Filter the records below and copy every line containing the word "radius".
··· Extracted information ···
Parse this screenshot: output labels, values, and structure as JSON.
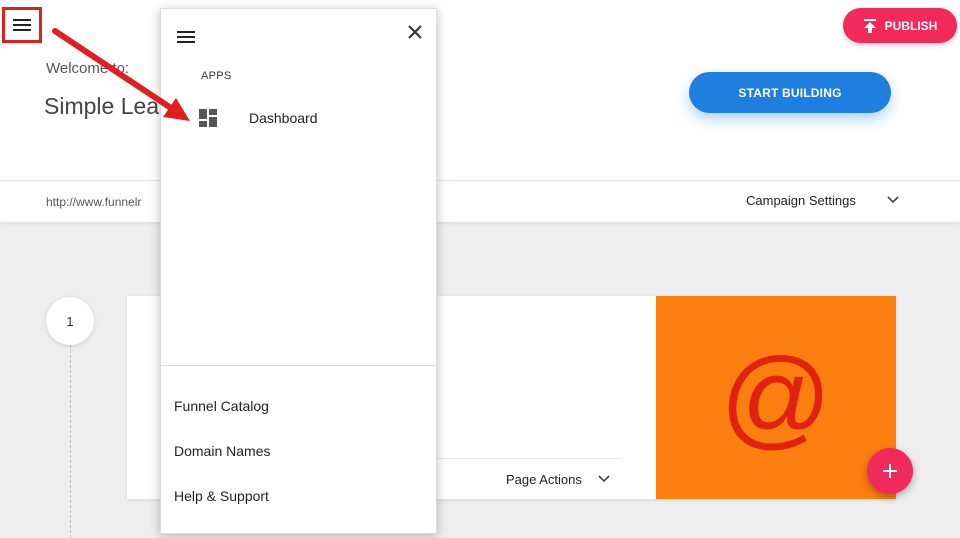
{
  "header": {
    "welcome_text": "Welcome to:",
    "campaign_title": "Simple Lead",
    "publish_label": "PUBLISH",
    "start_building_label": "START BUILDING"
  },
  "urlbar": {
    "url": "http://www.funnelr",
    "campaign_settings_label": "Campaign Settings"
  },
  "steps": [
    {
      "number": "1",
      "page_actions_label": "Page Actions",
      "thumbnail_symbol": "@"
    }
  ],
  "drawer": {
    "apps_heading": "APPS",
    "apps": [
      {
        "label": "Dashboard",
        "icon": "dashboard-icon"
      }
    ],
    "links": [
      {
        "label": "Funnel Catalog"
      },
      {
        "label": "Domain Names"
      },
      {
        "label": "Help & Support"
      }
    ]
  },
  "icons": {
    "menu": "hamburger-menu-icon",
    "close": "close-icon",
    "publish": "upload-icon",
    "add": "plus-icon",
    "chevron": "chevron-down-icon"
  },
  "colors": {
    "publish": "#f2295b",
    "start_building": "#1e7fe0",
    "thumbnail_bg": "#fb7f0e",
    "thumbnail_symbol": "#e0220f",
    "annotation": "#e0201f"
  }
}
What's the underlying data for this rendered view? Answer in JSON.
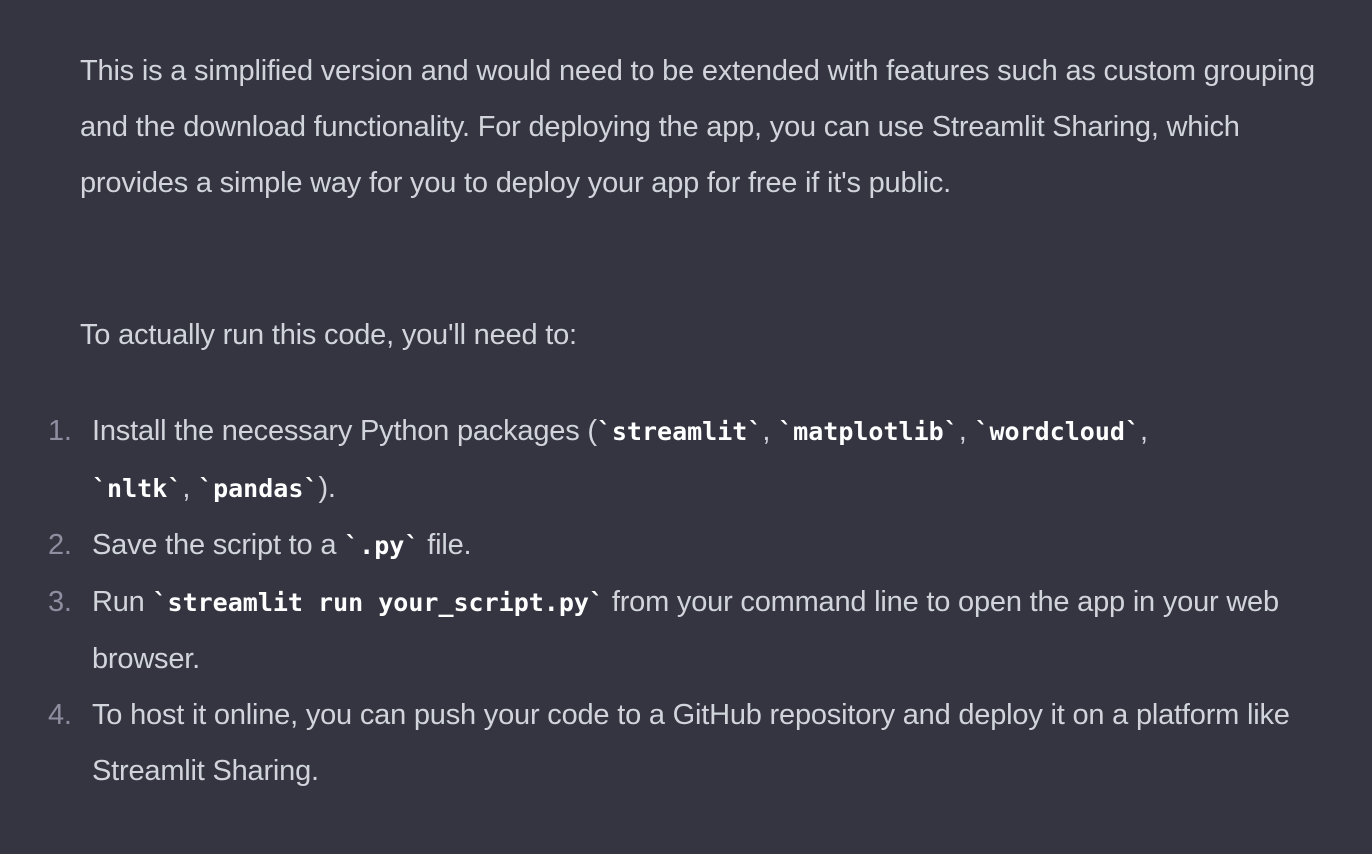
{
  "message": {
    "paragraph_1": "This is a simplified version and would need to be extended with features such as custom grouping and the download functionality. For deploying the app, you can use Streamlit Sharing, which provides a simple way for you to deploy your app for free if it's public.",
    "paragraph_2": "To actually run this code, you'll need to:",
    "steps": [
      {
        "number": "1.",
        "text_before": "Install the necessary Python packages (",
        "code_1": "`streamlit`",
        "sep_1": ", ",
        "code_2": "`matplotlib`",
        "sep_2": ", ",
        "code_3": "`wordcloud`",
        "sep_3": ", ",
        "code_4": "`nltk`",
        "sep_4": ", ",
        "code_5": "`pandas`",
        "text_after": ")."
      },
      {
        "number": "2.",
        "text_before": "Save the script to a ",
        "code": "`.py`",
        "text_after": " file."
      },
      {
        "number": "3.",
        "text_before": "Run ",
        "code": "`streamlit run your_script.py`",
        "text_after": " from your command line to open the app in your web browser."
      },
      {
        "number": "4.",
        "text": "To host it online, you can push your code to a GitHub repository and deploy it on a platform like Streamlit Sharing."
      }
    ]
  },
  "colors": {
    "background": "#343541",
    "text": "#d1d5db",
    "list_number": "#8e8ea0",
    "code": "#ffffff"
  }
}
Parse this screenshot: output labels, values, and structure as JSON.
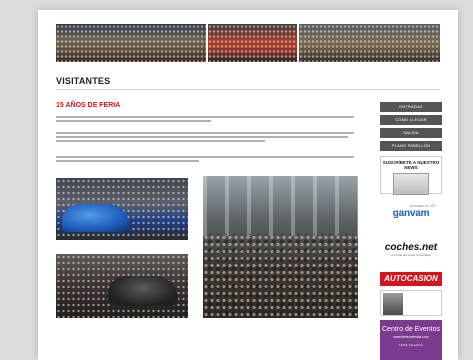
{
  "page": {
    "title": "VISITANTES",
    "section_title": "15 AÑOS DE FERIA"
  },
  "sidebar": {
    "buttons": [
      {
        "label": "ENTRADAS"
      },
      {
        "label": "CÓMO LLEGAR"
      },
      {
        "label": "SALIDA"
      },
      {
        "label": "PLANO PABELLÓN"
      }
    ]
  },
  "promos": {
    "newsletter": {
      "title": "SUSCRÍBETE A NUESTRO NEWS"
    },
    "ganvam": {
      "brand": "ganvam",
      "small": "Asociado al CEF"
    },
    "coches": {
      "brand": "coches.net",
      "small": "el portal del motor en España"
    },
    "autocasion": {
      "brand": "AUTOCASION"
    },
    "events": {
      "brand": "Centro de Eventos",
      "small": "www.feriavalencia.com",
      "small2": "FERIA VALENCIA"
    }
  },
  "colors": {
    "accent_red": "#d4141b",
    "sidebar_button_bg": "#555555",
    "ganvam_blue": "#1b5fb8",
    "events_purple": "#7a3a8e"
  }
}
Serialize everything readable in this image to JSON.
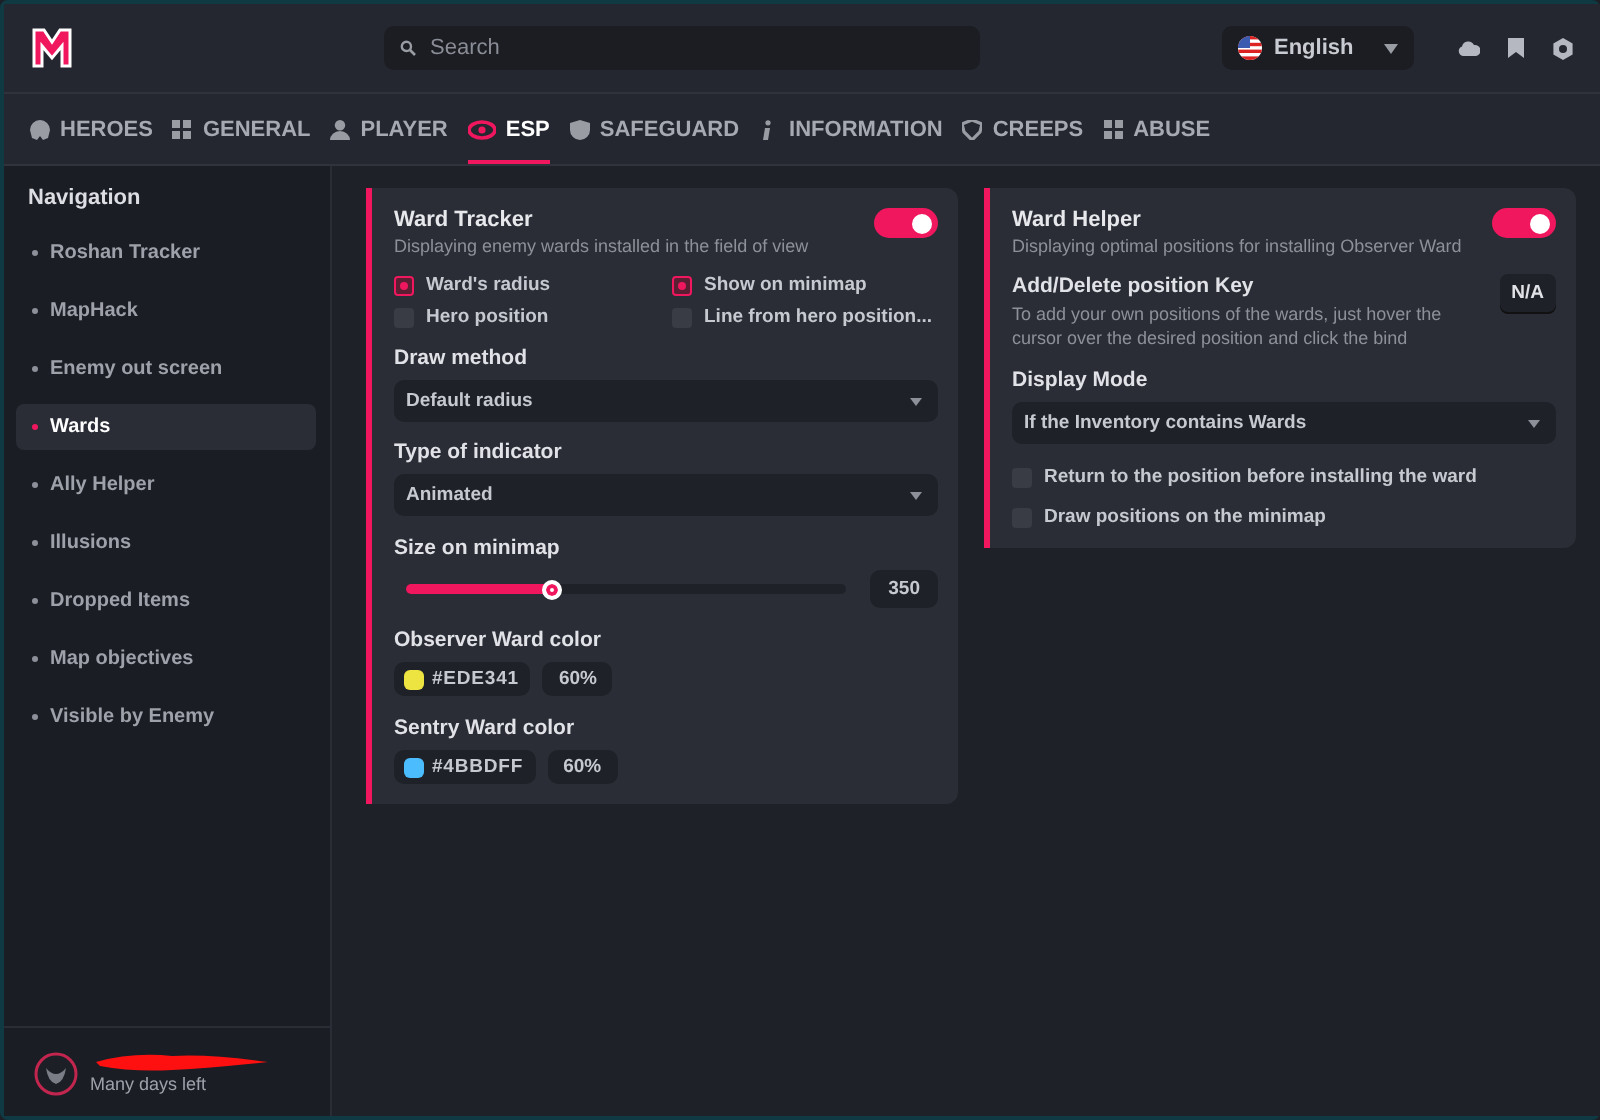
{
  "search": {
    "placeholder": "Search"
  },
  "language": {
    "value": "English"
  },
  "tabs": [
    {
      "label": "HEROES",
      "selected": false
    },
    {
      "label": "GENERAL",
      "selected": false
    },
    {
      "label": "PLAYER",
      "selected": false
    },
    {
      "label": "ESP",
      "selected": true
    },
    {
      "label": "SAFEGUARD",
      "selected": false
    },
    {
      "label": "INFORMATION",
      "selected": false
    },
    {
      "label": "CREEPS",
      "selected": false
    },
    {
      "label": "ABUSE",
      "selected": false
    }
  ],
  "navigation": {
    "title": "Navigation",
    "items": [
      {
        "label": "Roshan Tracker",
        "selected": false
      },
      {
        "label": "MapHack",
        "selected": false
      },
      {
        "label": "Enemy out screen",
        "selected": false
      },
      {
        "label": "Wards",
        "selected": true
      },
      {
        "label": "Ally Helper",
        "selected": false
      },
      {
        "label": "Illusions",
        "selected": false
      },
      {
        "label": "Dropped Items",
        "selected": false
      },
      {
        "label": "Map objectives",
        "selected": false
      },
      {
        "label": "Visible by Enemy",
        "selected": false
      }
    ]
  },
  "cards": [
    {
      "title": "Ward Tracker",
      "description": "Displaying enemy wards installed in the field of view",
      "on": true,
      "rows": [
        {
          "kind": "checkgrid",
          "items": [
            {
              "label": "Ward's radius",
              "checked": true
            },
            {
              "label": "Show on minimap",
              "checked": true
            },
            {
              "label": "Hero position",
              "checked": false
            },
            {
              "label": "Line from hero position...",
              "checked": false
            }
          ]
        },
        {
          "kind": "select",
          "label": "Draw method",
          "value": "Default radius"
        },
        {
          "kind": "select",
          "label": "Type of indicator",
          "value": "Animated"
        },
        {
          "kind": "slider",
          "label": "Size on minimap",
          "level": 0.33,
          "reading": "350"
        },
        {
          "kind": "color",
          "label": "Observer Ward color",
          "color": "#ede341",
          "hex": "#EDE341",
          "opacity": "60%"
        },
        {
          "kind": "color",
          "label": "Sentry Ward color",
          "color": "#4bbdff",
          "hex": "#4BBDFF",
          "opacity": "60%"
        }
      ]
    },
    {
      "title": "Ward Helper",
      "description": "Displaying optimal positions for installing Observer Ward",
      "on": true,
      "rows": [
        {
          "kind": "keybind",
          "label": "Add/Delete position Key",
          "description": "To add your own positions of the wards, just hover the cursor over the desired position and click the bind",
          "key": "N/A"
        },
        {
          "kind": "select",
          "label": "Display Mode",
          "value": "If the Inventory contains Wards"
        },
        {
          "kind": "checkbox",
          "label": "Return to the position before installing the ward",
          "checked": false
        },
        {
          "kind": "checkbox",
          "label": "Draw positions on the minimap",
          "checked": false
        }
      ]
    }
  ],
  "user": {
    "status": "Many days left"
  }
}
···
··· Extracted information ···
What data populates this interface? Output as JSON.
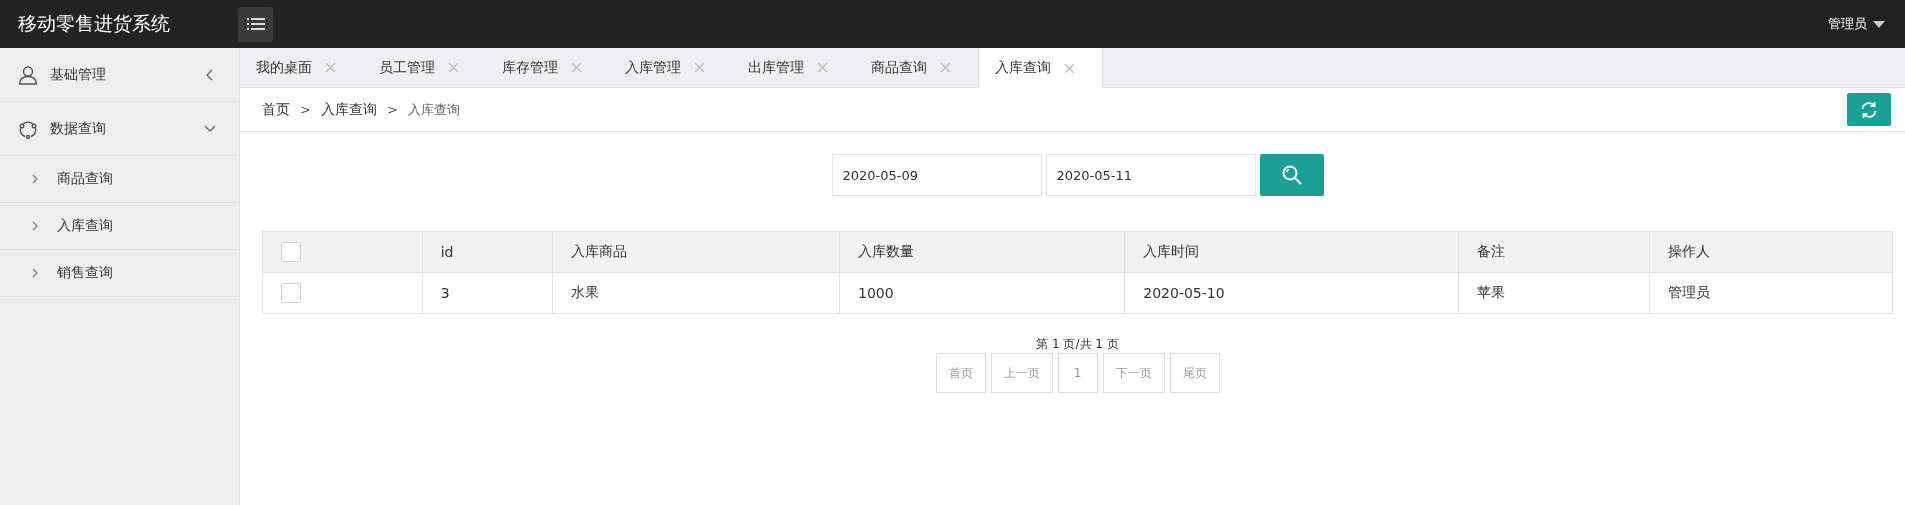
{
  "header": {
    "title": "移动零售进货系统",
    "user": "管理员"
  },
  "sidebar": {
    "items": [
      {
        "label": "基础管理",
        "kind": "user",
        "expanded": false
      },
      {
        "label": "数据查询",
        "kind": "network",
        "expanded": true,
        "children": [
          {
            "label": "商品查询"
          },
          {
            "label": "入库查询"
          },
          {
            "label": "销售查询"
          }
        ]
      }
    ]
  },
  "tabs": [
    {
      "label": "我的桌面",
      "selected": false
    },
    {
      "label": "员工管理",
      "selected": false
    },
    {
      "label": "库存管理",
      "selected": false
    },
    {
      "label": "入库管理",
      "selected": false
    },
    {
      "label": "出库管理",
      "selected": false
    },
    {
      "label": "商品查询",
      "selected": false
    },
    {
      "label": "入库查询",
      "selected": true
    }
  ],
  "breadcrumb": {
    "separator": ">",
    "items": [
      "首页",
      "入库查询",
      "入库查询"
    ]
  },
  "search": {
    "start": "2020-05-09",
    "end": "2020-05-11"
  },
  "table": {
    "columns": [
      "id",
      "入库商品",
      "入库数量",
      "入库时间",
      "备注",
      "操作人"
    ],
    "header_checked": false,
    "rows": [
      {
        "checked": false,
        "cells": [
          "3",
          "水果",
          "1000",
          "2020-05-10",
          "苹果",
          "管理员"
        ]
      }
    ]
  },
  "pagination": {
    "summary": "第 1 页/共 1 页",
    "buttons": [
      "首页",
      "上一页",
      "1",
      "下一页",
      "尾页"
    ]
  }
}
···
◆ Output of the task
              "label": "Ward's radius",
          "value": "Default radius"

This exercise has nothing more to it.